A quantitative study of the gllal cell response to brain injury after intracerebral and intravenous transplantation of bone marrow stromal cells

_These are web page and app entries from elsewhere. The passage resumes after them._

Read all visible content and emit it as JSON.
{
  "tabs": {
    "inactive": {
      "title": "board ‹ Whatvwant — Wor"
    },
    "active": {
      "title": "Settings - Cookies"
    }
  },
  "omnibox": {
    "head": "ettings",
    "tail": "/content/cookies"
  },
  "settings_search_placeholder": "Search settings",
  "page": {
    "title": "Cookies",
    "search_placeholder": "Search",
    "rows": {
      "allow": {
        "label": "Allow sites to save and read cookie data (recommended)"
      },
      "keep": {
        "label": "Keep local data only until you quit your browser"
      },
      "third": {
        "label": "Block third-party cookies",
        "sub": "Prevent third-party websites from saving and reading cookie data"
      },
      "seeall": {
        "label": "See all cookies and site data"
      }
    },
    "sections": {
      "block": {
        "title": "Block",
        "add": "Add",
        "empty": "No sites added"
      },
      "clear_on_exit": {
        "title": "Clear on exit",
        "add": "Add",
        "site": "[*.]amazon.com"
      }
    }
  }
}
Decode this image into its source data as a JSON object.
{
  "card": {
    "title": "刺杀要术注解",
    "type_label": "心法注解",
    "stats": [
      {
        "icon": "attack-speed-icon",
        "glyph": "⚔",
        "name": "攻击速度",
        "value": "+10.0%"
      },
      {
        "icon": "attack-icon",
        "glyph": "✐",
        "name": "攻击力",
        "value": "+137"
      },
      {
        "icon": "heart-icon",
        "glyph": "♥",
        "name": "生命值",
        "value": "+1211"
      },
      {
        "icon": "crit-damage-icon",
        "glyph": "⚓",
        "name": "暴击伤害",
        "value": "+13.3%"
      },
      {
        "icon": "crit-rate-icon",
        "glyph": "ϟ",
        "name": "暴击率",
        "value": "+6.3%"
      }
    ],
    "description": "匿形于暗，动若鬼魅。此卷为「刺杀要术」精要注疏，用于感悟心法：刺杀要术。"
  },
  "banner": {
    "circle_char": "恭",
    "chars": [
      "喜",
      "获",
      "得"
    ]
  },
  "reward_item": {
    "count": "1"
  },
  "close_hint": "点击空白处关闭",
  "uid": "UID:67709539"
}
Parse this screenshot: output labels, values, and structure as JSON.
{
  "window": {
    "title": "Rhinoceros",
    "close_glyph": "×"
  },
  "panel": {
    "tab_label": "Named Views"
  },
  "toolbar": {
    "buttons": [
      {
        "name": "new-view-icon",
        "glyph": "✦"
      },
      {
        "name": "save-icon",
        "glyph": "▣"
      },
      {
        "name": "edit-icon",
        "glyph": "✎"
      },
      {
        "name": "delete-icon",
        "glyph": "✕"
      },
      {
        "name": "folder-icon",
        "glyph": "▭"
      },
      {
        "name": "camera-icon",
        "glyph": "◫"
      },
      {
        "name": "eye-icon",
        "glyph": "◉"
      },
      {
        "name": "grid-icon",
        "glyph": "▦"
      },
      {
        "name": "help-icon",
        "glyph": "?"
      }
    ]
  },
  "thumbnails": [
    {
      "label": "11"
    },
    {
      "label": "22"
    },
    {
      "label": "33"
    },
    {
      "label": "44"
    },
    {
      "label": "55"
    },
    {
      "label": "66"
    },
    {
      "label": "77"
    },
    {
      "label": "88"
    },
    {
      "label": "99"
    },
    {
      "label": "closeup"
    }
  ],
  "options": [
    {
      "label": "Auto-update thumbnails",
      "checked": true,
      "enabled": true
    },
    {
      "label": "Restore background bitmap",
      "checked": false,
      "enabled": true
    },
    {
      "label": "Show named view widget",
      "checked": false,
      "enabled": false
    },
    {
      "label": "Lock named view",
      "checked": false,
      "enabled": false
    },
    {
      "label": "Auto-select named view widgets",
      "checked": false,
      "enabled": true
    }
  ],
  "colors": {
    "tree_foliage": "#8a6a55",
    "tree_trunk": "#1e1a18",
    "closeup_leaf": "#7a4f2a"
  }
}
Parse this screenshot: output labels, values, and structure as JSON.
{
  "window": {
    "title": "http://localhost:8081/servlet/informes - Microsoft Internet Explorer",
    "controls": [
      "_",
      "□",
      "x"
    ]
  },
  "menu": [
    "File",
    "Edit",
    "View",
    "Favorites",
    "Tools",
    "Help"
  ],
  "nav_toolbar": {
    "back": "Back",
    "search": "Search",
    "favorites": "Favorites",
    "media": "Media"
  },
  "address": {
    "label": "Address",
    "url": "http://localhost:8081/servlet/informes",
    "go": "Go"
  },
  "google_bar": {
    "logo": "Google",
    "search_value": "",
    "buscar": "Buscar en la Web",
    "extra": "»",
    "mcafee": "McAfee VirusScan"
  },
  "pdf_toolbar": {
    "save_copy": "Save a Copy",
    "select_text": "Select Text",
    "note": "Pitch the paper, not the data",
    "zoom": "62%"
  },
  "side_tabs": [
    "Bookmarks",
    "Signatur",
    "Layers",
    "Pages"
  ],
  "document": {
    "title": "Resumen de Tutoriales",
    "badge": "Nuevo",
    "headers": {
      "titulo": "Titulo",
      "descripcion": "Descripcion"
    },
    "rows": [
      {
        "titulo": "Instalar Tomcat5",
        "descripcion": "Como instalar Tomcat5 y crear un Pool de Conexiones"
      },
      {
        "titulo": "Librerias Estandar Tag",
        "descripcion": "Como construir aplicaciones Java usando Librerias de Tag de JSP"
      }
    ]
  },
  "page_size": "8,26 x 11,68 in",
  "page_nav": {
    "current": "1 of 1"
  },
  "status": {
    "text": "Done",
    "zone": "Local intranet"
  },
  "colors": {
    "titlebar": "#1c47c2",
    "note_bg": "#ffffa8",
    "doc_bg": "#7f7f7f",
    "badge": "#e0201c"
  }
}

Experimental studies have shown that bone marrow stromal cells (BMSCs) promote functional recovery after traumatic brain injury. The beneficial effects of BMSCs therapy were demonstrated after intravenous, intraarterial and intracerebral transplantation of these cells. A reasonable explanation for the benefit provided by BMSCs is that these cells stimulate regenerative changes in the damaged brain, including glial remodeling. The aim of the present study was to determine and compare the time course of the astrocyte and microglial/ macrophage cell reaction to cerebral cortex injury after intracerebral and intravenous administration of BMSCs. Female Wistar rats were subjected to cerebral cortex injury followed by the injection of BMSCs or PBS directly to the injury site or to the tail vein. Using histology and immunohistochemistry, the distribution of astrocytes and microglia/macrophages was analyzed in the injured cerebral cortex. BMSCs treatment affected glial cell response to brain injury. The effects of BMSCs activity were dependent on the site of their administration. Intracerebral transplantation of BMSCs showed significant effect on the astrocyte response whereas intravenous route of BMSCs administration increased especially the microglia/ macrophages number in the injured brain. The results suggest that implanted cells can enhance the restorative processes in the injured brain through the stimulation and modulation of the cellular response to injury.